The Loughborough Carillon Tower and War Memorial Museum are located in the tower. The War Memorial Museum, which has three levels of military artifacts, is located in the tower. Artifacts from both World Wars and each branch of the military forces are on display. Visitors can ascend the building to the balcony to view the surroundings.
Location: Loughborough, Leicester, England
Grace Dieu Priory
One of the most beautiful historical sites in Leicestershire is Grace Dieu. Roesia de Verdun formed it between 1235 and 1241, and it was disbanded in October 1538. It was devoted to St. Mary and the Holy Trinity. The Friends of Grace Dieu Priory, a charitable organization of volunteers who manage the property today, raise money to maintain it and keep it free and open to the public.
In 1337, there were sixteen nuns living in the very sizable priory. It also had a hospital connection that provided care for twelve low-income patients. However, the priory did have certain peculiar customs, such as forbidding the nuns from ever leaving the grounds. Although the priory avoided the initial wave of lesser monasteries being dissolved, it was eventually closed in 1538.
The location was given to Sir Humphrey Foster after the Dissolution, who sold it to John Beaumont in 1539. He transformed the priory structures into a home, which he and his family lived in until Sir Ambrose Phillips, a wealthy lawyer who also constructed neighboring Garendon Hall, purchased it in 1684. The majority of the structures were demolished by Sir Ambrose, and by 1730, just two sections of the remaining structures still had roofs.
Location: Ashby Rd, Coalville LE67 5UG, England
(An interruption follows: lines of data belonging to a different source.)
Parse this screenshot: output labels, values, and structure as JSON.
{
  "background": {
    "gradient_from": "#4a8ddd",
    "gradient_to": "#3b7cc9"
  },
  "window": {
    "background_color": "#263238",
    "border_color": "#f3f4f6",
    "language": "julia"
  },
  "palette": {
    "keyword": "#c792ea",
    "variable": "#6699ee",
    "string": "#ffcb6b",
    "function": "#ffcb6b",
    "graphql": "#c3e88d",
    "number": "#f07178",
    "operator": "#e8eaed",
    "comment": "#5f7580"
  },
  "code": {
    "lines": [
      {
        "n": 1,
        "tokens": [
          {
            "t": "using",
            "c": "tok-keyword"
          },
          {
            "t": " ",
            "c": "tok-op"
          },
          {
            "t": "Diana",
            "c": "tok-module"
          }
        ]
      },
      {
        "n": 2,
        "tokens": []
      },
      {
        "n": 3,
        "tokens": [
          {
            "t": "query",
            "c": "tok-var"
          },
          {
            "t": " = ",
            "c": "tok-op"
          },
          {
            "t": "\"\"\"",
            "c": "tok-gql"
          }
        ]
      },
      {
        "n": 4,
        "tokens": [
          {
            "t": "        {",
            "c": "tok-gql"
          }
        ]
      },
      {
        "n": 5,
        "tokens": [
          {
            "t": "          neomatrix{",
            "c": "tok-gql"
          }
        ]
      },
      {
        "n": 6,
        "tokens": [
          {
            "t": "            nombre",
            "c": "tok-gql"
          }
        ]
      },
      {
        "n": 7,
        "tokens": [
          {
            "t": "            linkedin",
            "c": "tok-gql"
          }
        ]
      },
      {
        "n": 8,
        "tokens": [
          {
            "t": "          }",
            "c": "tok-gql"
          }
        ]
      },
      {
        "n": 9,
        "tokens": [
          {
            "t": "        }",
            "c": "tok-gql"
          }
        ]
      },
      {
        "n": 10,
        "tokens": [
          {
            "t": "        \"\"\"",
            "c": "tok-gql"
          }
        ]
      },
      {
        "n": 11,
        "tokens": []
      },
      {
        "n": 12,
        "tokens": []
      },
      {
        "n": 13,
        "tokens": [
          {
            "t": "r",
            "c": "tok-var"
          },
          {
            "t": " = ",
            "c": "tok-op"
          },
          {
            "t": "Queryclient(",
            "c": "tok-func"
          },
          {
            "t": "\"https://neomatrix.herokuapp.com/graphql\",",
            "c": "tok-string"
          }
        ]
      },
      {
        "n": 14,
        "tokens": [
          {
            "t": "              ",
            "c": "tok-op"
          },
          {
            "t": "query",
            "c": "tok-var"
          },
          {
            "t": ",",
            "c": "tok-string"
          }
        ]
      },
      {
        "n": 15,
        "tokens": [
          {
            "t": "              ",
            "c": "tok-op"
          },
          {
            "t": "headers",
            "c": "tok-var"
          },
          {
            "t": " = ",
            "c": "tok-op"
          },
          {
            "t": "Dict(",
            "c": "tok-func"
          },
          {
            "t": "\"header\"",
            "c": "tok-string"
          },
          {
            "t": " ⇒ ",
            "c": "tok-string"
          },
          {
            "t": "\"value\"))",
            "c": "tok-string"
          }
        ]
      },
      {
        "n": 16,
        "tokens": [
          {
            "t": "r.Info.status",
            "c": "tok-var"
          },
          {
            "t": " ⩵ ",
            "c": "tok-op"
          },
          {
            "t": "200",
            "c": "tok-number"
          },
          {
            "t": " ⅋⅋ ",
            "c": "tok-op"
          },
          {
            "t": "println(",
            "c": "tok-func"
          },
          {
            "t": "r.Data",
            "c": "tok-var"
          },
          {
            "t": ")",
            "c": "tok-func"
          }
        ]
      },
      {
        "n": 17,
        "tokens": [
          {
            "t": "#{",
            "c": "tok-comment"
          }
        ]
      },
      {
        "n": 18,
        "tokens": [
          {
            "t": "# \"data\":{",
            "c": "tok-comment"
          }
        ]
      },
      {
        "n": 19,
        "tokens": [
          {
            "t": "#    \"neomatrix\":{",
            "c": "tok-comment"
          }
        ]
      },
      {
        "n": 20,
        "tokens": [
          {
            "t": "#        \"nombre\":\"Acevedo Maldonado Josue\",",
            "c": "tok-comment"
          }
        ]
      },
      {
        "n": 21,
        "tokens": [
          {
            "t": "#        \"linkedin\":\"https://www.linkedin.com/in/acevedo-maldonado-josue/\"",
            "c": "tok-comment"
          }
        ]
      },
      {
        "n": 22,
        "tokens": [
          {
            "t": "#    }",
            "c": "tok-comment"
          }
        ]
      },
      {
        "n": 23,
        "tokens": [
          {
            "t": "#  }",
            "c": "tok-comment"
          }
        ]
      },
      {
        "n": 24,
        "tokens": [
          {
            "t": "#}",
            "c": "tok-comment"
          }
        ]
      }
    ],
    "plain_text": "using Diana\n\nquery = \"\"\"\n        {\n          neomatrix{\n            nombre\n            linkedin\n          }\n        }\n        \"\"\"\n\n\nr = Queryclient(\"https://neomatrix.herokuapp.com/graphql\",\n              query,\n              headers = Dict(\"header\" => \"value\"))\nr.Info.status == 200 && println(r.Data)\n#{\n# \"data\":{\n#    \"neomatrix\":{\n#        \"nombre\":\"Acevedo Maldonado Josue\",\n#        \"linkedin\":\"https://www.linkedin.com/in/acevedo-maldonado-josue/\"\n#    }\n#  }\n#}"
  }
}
Located 6 miles west of Grantham and 10 miles northeast of Melton Mowbray in Leicestershire, England, Belvoir Castle is a replica of a historic castle and stately home. Between 1801 to 1832, the beautiful Belvoir Castle was constructed. Three prior defenses had once stood on the location, the earliest dating back to Norman times (11th century). The Duke of Rutland, who still owns the land and the property, used it as their ancestral residence. One of the best specimens of Regency architecture in the nation is allegedly Belvoir Castle.
Public access is available to both the estate gardens and the castle. A wonderful tearoom and a variety of activities are also held on the property. Visitors have a choice of staying inside one of the various vacation cottages or outside in one of the estate’s Bell Tents.
The name of the castle implies a lovely vista. The 11th Duchess of Rutland gave journalist Phil Spencer a televised tour of the castle in 2018 and explained that the name Belvoir is a Norman import from the French-speaking invaders of the 11th century, but the local Anglo-Saxon population could not pronounce such a foreign word and preferred to refer to it as “Beaver Castle,” a usage that is still used today.
Location: Grantham NG32 1PE, Leiceshire, England